- [Goal of the exercise]: Copy every line of the data that contains the string "vigneshraj".

- [Available records]:

++++++++++

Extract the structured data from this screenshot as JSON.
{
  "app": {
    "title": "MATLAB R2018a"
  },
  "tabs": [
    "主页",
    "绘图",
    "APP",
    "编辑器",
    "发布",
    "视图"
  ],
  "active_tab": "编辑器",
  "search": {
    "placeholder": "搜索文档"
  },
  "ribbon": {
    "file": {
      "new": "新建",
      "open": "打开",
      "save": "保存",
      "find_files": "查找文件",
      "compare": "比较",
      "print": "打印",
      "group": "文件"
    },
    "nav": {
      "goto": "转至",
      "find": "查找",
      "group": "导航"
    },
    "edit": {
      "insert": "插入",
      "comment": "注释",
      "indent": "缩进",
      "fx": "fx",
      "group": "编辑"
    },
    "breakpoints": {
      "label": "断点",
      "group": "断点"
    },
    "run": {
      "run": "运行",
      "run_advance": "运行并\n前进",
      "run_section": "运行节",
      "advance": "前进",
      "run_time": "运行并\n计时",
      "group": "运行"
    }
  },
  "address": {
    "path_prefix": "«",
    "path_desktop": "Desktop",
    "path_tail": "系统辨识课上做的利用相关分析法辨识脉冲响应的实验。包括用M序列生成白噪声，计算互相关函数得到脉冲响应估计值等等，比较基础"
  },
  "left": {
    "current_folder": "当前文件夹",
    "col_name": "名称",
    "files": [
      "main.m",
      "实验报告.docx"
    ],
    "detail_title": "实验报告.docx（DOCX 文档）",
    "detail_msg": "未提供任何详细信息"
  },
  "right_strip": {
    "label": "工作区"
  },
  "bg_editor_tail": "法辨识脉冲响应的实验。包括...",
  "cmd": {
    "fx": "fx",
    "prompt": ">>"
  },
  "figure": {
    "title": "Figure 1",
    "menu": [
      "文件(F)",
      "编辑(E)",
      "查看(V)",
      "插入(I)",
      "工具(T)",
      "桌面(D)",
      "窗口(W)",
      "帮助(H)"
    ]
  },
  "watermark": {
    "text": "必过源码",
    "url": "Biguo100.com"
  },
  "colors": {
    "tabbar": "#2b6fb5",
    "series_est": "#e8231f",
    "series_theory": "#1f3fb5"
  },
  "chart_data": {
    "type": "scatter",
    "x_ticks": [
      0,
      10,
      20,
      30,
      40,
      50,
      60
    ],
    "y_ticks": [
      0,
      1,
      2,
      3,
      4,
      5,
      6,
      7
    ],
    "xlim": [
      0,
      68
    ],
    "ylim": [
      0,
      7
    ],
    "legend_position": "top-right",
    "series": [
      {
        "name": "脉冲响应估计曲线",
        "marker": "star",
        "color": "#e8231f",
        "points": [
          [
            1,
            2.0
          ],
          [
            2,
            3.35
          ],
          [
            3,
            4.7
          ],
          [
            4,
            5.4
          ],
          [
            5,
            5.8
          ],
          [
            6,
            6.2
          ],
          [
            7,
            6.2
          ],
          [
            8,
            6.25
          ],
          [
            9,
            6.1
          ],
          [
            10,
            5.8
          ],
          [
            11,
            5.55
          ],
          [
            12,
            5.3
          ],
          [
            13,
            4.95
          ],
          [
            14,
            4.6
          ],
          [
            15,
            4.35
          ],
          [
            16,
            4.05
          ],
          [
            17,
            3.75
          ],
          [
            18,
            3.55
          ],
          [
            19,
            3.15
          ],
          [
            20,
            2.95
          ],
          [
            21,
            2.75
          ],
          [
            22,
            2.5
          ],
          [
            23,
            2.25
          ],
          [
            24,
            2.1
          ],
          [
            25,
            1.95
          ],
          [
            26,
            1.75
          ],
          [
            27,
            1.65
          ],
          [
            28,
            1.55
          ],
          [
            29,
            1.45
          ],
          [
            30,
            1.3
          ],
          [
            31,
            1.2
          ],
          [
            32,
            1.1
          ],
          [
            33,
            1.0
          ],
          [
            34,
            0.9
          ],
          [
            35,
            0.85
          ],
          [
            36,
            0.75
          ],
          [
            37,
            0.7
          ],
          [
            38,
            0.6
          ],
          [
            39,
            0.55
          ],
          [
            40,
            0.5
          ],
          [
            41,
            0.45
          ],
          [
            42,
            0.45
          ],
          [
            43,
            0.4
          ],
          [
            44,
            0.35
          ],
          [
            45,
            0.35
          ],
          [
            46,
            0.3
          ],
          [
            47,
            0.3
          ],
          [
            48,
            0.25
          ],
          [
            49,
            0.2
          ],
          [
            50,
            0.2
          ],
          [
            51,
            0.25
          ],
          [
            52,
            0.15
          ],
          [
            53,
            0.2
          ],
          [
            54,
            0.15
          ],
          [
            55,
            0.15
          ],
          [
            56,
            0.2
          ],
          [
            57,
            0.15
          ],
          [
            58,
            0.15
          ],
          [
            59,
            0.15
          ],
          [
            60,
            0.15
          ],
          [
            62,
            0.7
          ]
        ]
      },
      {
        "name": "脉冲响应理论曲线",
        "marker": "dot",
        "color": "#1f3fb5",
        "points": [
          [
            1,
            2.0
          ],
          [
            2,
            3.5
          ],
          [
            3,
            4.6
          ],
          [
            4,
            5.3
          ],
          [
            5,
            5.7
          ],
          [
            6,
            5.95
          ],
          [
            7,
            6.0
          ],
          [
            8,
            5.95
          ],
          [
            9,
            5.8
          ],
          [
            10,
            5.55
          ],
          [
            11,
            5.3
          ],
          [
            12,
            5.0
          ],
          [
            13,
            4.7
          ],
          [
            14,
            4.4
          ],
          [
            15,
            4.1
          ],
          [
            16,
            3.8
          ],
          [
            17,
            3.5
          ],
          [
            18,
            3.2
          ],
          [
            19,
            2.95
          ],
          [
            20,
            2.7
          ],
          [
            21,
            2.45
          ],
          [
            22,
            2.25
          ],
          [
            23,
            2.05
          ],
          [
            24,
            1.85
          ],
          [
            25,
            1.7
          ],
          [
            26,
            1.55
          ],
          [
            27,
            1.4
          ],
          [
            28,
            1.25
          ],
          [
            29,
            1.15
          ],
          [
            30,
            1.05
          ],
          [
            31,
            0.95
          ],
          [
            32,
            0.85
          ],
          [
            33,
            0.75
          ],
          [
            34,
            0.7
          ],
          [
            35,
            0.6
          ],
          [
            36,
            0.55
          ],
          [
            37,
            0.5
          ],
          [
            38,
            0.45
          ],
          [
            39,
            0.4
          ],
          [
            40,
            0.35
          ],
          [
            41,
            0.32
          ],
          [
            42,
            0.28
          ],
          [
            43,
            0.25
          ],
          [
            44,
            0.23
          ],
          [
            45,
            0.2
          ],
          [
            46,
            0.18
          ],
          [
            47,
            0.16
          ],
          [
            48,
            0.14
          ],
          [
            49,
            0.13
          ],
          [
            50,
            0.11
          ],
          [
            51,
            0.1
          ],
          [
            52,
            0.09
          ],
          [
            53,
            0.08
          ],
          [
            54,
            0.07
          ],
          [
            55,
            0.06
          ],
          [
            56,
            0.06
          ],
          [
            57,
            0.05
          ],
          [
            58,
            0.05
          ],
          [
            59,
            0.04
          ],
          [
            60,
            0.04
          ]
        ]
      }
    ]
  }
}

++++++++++

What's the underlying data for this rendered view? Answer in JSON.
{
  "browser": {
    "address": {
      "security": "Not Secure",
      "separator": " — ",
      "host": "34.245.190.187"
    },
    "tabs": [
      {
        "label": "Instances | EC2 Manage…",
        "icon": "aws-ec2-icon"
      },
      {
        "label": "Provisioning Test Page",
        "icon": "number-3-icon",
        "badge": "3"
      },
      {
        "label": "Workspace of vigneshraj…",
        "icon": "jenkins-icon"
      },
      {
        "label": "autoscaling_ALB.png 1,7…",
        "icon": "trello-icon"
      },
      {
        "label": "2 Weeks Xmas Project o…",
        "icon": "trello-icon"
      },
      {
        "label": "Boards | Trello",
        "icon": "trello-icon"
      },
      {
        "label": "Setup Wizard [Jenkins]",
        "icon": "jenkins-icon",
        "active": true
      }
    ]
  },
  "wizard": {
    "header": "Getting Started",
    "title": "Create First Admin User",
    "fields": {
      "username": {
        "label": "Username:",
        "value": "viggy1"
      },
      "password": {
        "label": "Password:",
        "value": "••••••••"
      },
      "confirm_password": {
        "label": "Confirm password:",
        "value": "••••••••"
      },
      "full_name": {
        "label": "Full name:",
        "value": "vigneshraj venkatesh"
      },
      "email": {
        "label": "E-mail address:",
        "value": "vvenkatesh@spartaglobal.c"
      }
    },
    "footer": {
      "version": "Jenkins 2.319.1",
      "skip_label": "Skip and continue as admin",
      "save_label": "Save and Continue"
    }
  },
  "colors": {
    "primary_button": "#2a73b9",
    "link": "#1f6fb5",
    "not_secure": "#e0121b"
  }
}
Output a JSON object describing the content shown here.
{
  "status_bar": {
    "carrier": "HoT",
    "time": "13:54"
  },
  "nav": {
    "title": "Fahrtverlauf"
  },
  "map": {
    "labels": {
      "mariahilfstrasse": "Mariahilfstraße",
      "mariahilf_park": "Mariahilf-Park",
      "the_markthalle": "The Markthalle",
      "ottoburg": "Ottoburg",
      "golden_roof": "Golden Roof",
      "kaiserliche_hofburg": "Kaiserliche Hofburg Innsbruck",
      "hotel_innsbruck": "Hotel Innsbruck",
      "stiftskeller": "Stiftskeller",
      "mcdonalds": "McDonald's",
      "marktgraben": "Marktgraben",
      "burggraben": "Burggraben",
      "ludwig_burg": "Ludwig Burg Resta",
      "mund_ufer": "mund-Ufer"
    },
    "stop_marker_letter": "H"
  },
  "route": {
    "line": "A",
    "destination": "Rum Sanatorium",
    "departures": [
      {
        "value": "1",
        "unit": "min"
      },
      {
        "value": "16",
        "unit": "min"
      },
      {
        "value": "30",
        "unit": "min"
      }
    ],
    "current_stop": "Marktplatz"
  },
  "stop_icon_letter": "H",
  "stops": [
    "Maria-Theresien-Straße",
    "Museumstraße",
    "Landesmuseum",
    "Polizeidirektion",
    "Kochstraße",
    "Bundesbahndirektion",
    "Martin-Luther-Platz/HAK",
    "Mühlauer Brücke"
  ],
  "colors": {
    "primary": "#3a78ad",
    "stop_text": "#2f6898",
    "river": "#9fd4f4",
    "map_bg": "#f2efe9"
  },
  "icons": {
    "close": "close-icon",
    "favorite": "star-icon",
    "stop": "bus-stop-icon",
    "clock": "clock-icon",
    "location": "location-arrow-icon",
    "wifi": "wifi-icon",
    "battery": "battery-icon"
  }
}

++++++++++

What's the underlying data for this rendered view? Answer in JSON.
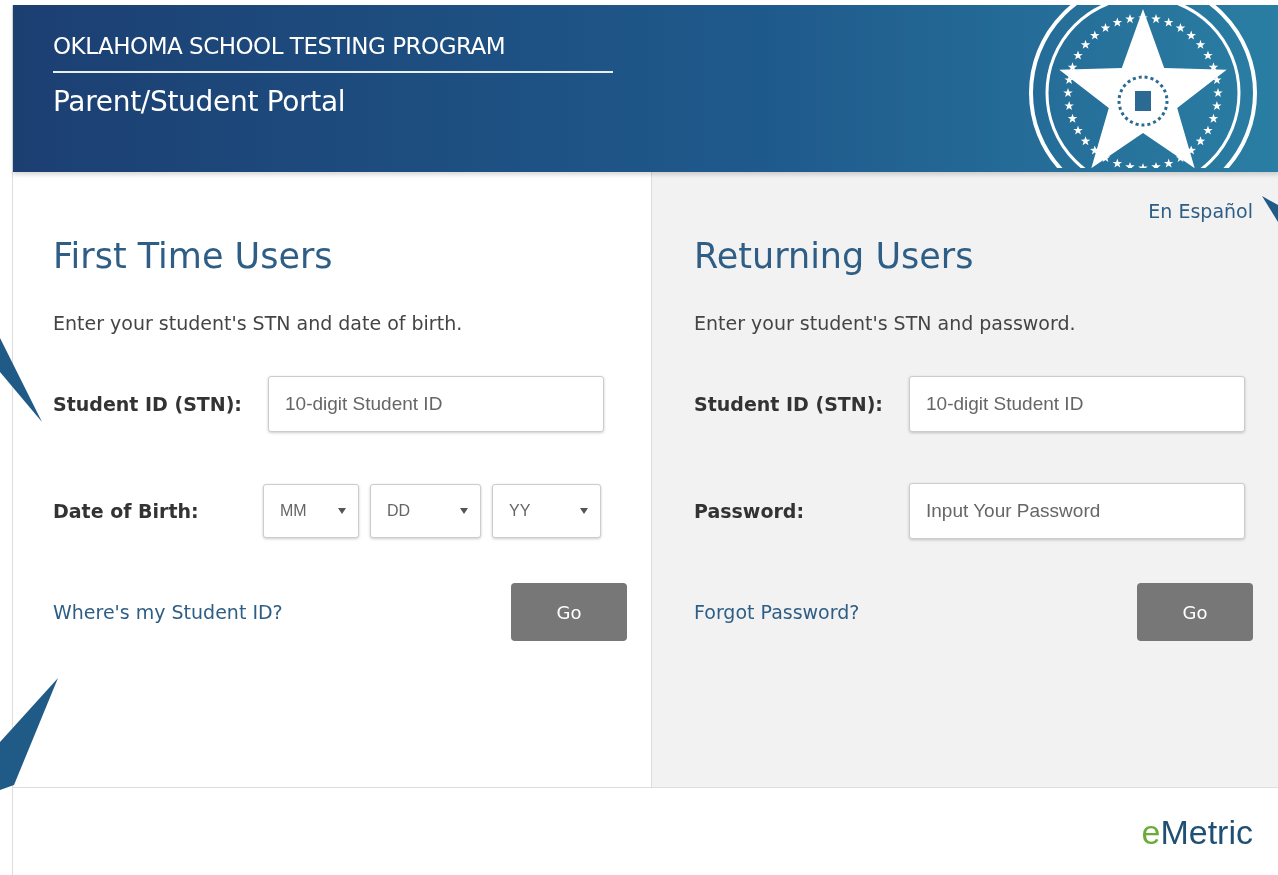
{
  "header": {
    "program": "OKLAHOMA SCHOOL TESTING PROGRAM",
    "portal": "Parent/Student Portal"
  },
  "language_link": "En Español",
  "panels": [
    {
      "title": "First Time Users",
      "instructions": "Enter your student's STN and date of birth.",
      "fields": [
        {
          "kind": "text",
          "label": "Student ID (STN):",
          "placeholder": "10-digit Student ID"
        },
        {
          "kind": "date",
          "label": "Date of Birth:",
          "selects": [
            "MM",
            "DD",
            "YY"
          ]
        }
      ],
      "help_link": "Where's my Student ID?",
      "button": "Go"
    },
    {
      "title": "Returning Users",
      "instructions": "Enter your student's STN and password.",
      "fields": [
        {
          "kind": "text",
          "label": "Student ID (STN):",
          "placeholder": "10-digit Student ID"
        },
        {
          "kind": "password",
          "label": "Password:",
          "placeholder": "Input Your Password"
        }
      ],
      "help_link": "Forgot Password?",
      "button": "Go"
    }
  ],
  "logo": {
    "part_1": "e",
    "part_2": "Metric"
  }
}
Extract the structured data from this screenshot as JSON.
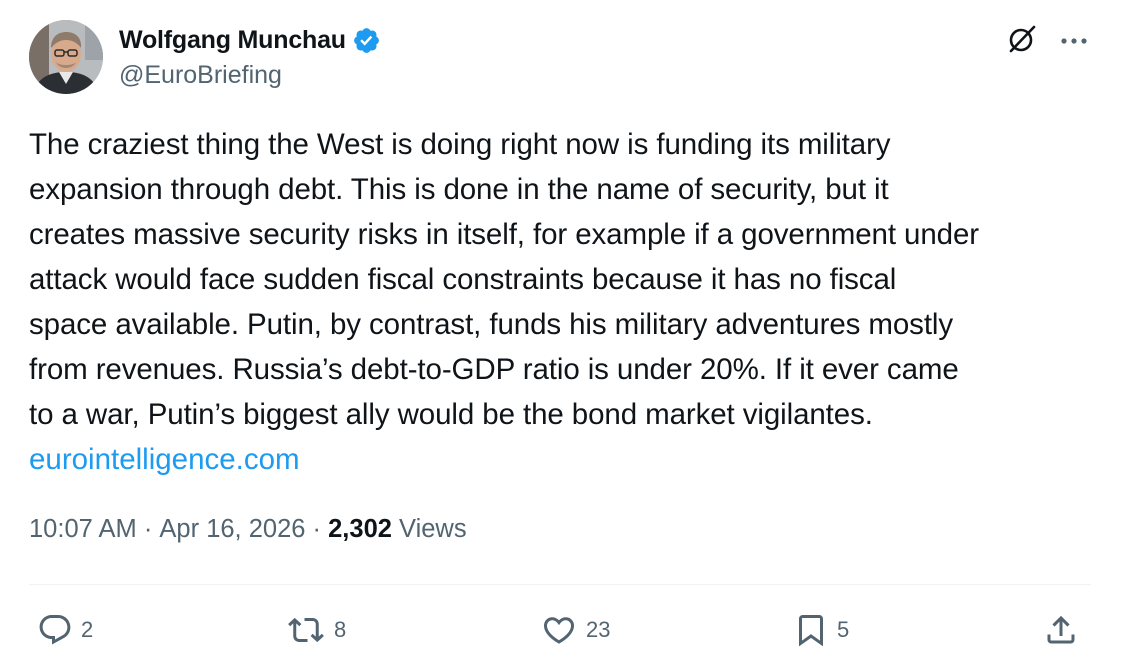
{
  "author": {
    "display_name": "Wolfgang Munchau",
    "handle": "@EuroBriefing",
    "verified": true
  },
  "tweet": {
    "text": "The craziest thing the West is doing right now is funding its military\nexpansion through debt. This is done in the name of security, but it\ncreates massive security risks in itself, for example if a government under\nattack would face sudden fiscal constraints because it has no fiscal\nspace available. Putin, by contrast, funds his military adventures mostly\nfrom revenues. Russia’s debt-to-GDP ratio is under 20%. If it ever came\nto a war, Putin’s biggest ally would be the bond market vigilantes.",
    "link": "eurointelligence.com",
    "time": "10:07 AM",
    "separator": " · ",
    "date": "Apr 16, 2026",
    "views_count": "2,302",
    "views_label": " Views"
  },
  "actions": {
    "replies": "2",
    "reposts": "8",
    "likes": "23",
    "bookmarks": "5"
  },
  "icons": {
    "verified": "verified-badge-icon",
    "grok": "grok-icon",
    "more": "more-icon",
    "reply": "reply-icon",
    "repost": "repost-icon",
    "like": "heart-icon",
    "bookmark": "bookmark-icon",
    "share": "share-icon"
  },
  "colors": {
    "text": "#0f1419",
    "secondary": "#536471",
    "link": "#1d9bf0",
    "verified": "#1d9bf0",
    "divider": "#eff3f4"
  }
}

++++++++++

- [Worked solution]:
        "label": "Workspace of vigneshraj…",
        "value": "vigneshraj venkatesh"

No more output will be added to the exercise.